The Denver school board on Thursday unanimously approved the schools’ application to operate more independently from district rules, starting in January.

The new zone will include Grant Beacon Middle School in south Denver and Kepner Beacon Middle School in southwest Denver. The two schools are high-performing by the district’s standards and follow a model that allows students to learn at their own pace.

With just two schools, the zone will be the district’s smallest, though Beacon leaders have signaled their intent to compete to open a third school in the growing Stapleton neighborhood, where the district has said it will need more capacity. The district’s other two innovation zones have four and five schools each.

Schools in zones are still district schools, but they can opt out of paying for certain district services and instead spend that money on things that meet their specific needs, such as additional teachers or aides. Zones can also form nonprofit organizations with their own boards of directors that provide academic and operational oversight, and help raise extra dollars to support the schools.

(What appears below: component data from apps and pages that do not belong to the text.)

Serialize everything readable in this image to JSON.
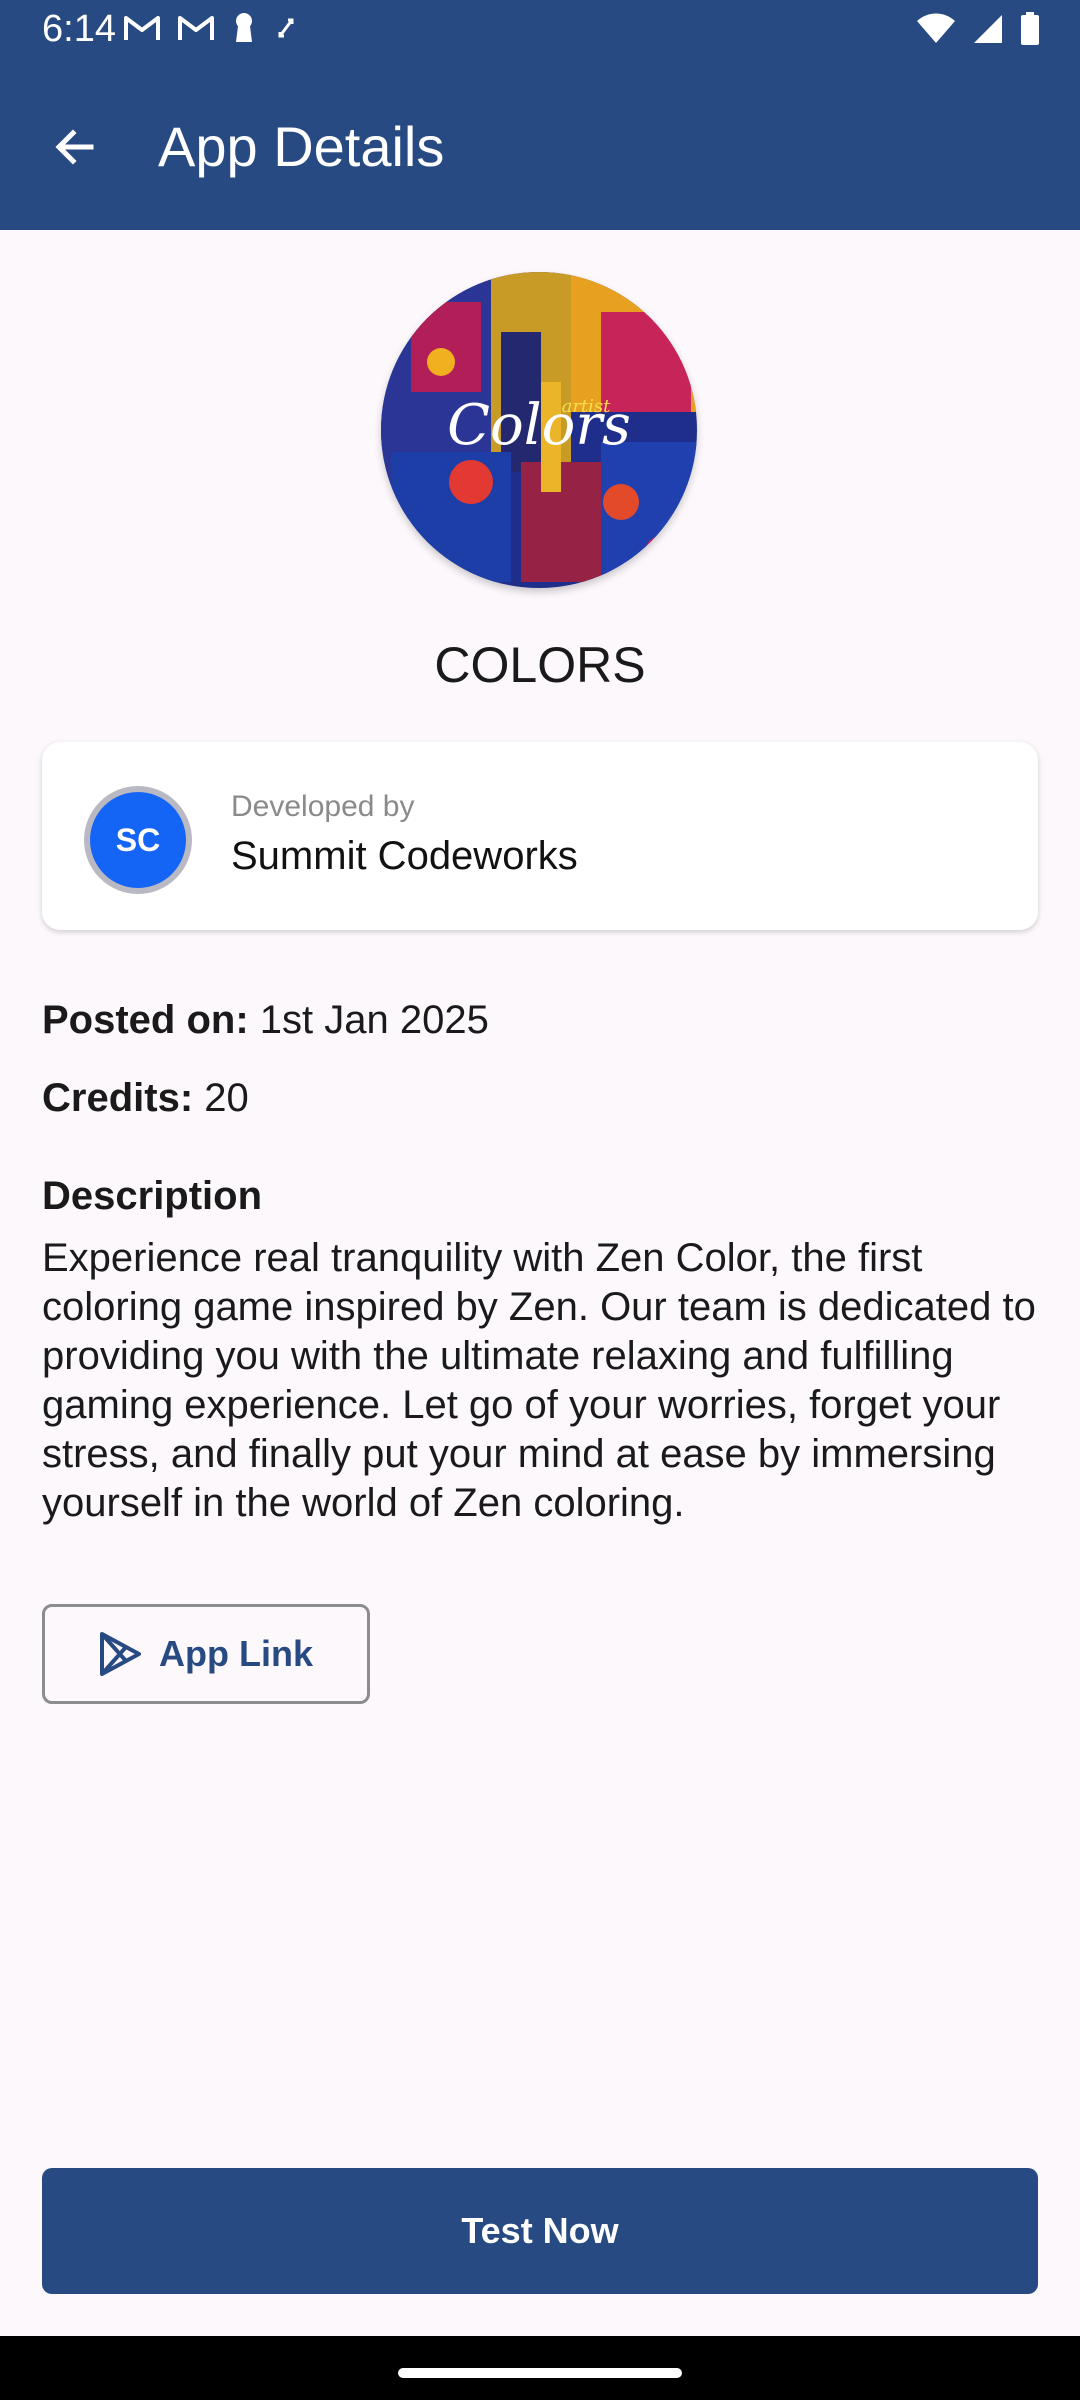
{
  "status": {
    "time": "6:14"
  },
  "appbar": {
    "title": "App Details"
  },
  "app": {
    "name": "COLORS",
    "logo_text": "Colors",
    "logo_subtext": "artist"
  },
  "developer": {
    "label": "Developed by",
    "name": "Summit Codeworks",
    "initials": "SC"
  },
  "meta": {
    "posted_label": "Posted on:",
    "posted_value": "1st Jan 2025",
    "credits_label": "Credits:",
    "credits_value": "20"
  },
  "description": {
    "title": "Description",
    "text": "Experience real tranquility with Zen Color, the first coloring game inspired by Zen. Our team is dedicated to providing you with the ultimate relaxing and fulfilling gaming experience. Let go of your worries, forget your stress, and finally put your mind at ease by immersing yourself in the world of Zen coloring."
  },
  "buttons": {
    "app_link": "App Link",
    "test_now": "Test Now"
  },
  "colors": {
    "primary": "#284a82",
    "avatar": "#1464f5",
    "background": "#fcf8fc"
  },
  "icons": {
    "back": "arrow-left-icon",
    "play_store": "play-store-icon",
    "wifi": "wifi-icon",
    "signal": "signal-icon",
    "battery": "battery-icon",
    "gmail": "gmail-icon"
  }
}
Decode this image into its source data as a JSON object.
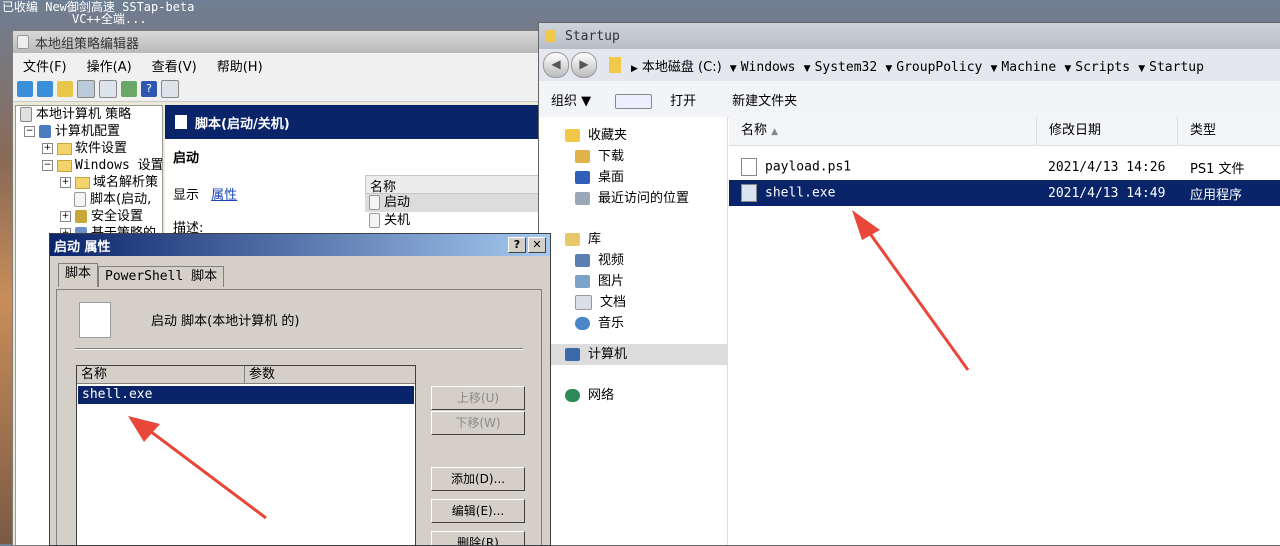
{
  "desktop": {
    "line1": "已收编   New御剑高速  SSTap-beta",
    "line2": "VC++全端..."
  },
  "gpo": {
    "title": "本地组策略编辑器",
    "menu": [
      "文件(F)",
      "操作(A)",
      "查看(V)",
      "帮助(H)"
    ],
    "tree": [
      {
        "label": "本地计算机 策略",
        "indent": 0,
        "exp": ""
      },
      {
        "label": "计算机配置",
        "indent": 1,
        "exp": "⊟"
      },
      {
        "label": "软件设置",
        "indent": 2,
        "exp": "⊞"
      },
      {
        "label": "Windows 设置",
        "indent": 2,
        "exp": "⊟"
      },
      {
        "label": "域名解析策",
        "indent": 3,
        "exp": "⊞"
      },
      {
        "label": "脚本(启动,",
        "indent": 3,
        "exp": ""
      },
      {
        "label": "安全设置",
        "indent": 3,
        "exp": "⊞"
      },
      {
        "label": "基于策略的",
        "indent": 3,
        "exp": "⊞"
      }
    ],
    "header": "脚本(启动/关机)",
    "pane_title": "启动",
    "show_label": "显示",
    "props_link": "属性",
    "desc_label": "描述:",
    "list_header": "名称",
    "list_items": [
      "启动",
      "关机"
    ]
  },
  "explorer": {
    "title": "Startup",
    "breadcrumb": [
      "本地磁盘 (C:)",
      "Windows",
      "System32",
      "GroupPolicy",
      "Machine",
      "Scripts",
      "Startup"
    ],
    "cmd": {
      "organize": "组织 ▼",
      "open": "打开",
      "new_folder": "新建文件夹"
    },
    "nav": {
      "favorites": "收藏夹",
      "downloads": "下载",
      "desktop": "桌面",
      "recent": "最近访问的位置",
      "library": "库",
      "video": "视频",
      "pictures": "图片",
      "docs": "文档",
      "music": "音乐",
      "computer": "计算机",
      "network": "网络"
    },
    "columns": {
      "name": "名称",
      "date": "修改日期",
      "type": "类型"
    },
    "files": [
      {
        "name": "payload.ps1",
        "date": "2021/4/13 14:26",
        "type": "PS1 文件"
      },
      {
        "name": "shell.exe",
        "date": "2021/4/13 14:49",
        "type": "应用程序"
      }
    ]
  },
  "dialog": {
    "title": "启动 属性",
    "help": "?",
    "close": "✕",
    "tabs": [
      "脚本",
      "PowerShell 脚本"
    ],
    "desc": "启动 脚本(本地计算机 的)",
    "columns": {
      "name": "名称",
      "params": "参数"
    },
    "item": "shell.exe",
    "buttons": {
      "up": "上移(U)",
      "down": "下移(W)",
      "add": "添加(D)...",
      "edit": "编辑(E)...",
      "remove": "删除(R)"
    }
  },
  "colors": {
    "selection": "#0a246a",
    "arrow": "#e8473a"
  }
}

The new zone, called the Beacon Schools Network Innovation Zone, will have a five-member board of directors that includes one current parent, two former parents, and two community members whose professional work is related to education.

The zone will also have a teacher council and a parent council that will provide feedback to its board but whose members won’t be able to vote on decisions.

Some Denver school board members questioned the makeup of the zone’s board.

“I’m wondering about what kinds of steps you’re going to take to ensure there is a greater representation of people who live and reside in southwest Denver,” where Kepner Beacon is located, asked school board member Angela Cobián, who represents the region. She also asked about a greater representation of current parents on the board.

Alex Magaña, who serves as executive principal over the Beacon schools and will lead the new zone, said he expects the board to expand to seven members within a year. He also said the parent council will play a key role even if its members can’t vote.

“The parent council is a strong influence,” he said. “If the parent council is not happy, that’s going to be impacting both of the schools. I don’t want to undersell that.”

Other Denver school board members questioned the zone’s finances and how dependent it would be on fundraising. A district summary of the zone’s application notes that the zone’s budget relies on $1.68 million in foundation revenue over the next 5½ years.

Magaña said the zone would eventually seek to expand to four schools, which would make it more financially stable. As for philanthropic dollars, he said the zone would work to ensure any loss of revenue doesn’t hurt the schools’ unique programs or enrichment.

“I can’t emphasize enough that it won’t impact the schools,” he said.

Ultimately, Denver school board members said they have confidence in the Beacon model and look forward to seeing what its leaders do with their increased autonomy.